(Exercise data)

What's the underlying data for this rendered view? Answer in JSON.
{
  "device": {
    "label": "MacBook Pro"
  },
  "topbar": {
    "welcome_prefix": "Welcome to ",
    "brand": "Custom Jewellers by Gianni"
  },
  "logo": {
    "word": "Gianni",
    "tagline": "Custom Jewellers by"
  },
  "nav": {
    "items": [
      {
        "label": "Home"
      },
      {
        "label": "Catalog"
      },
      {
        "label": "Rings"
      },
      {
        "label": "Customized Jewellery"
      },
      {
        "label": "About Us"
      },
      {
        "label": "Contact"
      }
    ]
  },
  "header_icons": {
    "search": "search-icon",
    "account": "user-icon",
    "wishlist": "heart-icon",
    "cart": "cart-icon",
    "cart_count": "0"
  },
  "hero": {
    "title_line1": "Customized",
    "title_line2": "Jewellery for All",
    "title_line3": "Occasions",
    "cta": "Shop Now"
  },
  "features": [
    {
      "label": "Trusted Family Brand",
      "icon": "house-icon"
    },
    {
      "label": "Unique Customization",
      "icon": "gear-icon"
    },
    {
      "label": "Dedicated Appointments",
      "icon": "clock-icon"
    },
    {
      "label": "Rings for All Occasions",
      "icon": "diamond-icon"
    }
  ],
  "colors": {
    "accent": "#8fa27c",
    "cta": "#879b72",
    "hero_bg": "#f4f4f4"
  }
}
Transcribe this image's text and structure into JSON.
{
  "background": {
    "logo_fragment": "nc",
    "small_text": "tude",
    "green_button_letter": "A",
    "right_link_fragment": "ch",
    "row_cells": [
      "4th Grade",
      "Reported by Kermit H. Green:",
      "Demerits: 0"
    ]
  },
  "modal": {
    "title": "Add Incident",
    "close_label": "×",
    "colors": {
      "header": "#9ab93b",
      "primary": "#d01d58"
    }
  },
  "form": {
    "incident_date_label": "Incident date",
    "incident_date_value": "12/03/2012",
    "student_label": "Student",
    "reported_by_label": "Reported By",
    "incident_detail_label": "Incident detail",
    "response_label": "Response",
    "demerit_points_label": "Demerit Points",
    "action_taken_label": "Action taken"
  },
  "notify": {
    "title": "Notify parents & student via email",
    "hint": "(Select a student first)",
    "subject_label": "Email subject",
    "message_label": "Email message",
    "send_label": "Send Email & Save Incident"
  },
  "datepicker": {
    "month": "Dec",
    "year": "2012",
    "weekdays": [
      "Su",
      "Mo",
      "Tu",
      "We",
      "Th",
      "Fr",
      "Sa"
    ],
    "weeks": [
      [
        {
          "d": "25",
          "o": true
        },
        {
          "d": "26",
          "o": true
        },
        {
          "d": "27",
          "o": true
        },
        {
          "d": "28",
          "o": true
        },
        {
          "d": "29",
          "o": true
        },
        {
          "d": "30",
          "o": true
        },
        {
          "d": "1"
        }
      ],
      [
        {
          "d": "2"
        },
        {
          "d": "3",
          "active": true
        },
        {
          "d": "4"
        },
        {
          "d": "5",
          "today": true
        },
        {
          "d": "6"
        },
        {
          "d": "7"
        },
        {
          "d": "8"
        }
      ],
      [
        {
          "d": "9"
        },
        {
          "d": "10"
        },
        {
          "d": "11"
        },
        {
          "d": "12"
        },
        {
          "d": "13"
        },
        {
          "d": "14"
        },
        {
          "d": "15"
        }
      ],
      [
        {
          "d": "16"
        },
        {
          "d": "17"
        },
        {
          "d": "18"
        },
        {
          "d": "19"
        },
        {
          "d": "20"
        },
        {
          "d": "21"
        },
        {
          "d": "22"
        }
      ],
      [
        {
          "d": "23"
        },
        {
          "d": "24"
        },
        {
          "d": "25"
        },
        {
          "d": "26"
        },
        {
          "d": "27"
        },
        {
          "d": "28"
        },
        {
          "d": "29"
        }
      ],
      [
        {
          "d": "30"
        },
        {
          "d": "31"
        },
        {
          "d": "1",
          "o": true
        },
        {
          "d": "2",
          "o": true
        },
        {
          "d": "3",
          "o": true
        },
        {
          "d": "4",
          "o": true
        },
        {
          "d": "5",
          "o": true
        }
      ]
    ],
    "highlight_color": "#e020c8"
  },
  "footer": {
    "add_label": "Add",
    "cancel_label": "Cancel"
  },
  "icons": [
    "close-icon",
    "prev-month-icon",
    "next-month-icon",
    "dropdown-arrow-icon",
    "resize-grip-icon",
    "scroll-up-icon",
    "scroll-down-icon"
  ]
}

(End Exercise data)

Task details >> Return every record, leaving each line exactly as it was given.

Output of the exercise >>
What's the underlying data for this rendered view? Answer in JSON.
{
  "device": {
    "label": "MacBook Pro"
  },
  "topbar": {
    "welcome_prefix": "Welcome to ",
    "brand": "Custom Jewellers by Gianni"
  },
  "logo": {
    "word": "Gianni",
    "tagline": "Custom Jewellers by"
  },
  "nav": {
    "items": [
      {
        "label": "Home"
      },
      {
        "label": "Catalog"
      },
      {
        "label": "Rings"
      },
      {
        "label": "Customized Jewellery"
      },
      {
        "label": "About Us"
      },
      {
        "label": "Contact"
      }
    ]
  },
  "header_icons": {
    "search": "search-icon",
    "account": "user-icon",
    "wishlist": "heart-icon",
    "cart": "cart-icon",
    "cart_count": "0"
  },
  "hero": {
    "title_line1": "Customized",
    "title_line2": "Jewellery for All",
    "title_line3": "Occasions",
    "cta": "Shop Now"
  },
  "features": [
    {
      "label": "Trusted Family Brand",
      "icon": "house-icon"
    },
    {
      "label": "Unique Customization",
      "icon": "gear-icon"
    },
    {
      "label": "Dedicated Appointments",
      "icon": "clock-icon"
    },
    {
      "label": "Rings for All Occasions",
      "icon": "diamond-icon"
    }
  ],
  "colors": {
    "accent": "#8fa27c",
    "cta": "#879b72",
    "hero_bg": "#f4f4f4"
  }
}
Transcribe this image's text and structure into JSON.
{
  "background": {
    "logo_fragment": "nc",
    "small_text": "tude",
    "green_button_letter": "A",
    "right_link_fragment": "ch",
    "row_cells": [
      "4th Grade",
      "Reported by Kermit H. Green:",
      "Demerits: 0"
    ]
  },
  "modal": {
    "title": "Add Incident",
    "close_label": "×",
    "colors": {
      "header": "#9ab93b",
      "primary": "#d01d58"
    }
  },
  "form": {
    "incident_date_label": "Incident date",
    "incident_date_value": "12/03/2012",
    "student_label": "Student",
    "reported_by_label": "Reported By",
    "incident_detail_label": "Incident detail",
    "response_label": "Response",
    "demerit_points_label": "Demerit Points",
    "action_taken_label": "Action taken"
  },
  "notify": {
    "title": "Notify parents & student via email",
    "hint": "(Select a student first)",
    "subject_label": "Email subject",
    "message_label": "Email message",
    "send_label": "Send Email & Save Incident"
  },
  "datepicker": {
    "month": "Dec",
    "year": "2012",
    "weekdays": [
      "Su",
      "Mo",
      "Tu",
      "We",
      "Th",
      "Fr",
      "Sa"
    ],
    "weeks": [
      [
        {
          "d": "25",
          "o": true
        },
        {
          "d": "26",
          "o": true
        },
        {
          "d": "27",
          "o": true
        },
        {
          "d": "28",
          "o": true
        },
        {
          "d": "29",
          "o": true
        },
        {
          "d": "30",
          "o": true
        },
        {
          "d": "1"
        }
      ],
      [
        {
          "d": "2"
        },
        {
          "d": "3",
          "active": true
        },
        {
          "d": "4"
        },
        {
          "d": "5",
          "today": true
        },
        {
          "d": "6"
        },
        {
          "d": "7"
        },
        {
          "d": "8"
        }
      ],
      [
        {
          "d": "9"
        },
        {
          "d": "10"
        },
        {
          "d": "11"
        },
        {
          "d": "12"
        },
        {
          "d": "13"
        },
        {
          "d": "14"
        },
        {
          "d": "15"
        }
      ],
      [
        {
          "d": "16"
        },
        {
          "d": "17"
        },
        {
          "d": "18"
        },
        {
          "d": "19"
        },
        {
          "d": "20"
        },
        {
          "d": "21"
        },
        {
          "d": "22"
        }
      ],
      [
        {
          "d": "23"
        },
        {
          "d": "24"
        },
        {
          "d": "25"
        },
        {
          "d": "26"
        },
        {
          "d": "27"
        },
        {
          "d": "28"
        },
        {
          "d": "29"
        }
      ],
      [
        {
          "d": "30"
        },
        {
          "d": "31"
        },
        {
          "d": "1",
          "o": true
        },
        {
          "d": "2",
          "o": true
        },
        {
          "d": "3",
          "o": true
        },
        {
          "d": "4",
          "o": true
        },
        {
          "d": "5",
          "o": true
        }
      ]
    ],
    "highlight_color": "#e020c8"
  },
  "footer": {
    "add_label": "Add",
    "cancel_label": "Cancel"
  },
  "icons": [
    "close-icon",
    "prev-month-icon",
    "next-month-icon",
    "dropdown-arrow-icon",
    "resize-grip-icon",
    "scroll-up-icon",
    "scroll-down-icon"
  ]
}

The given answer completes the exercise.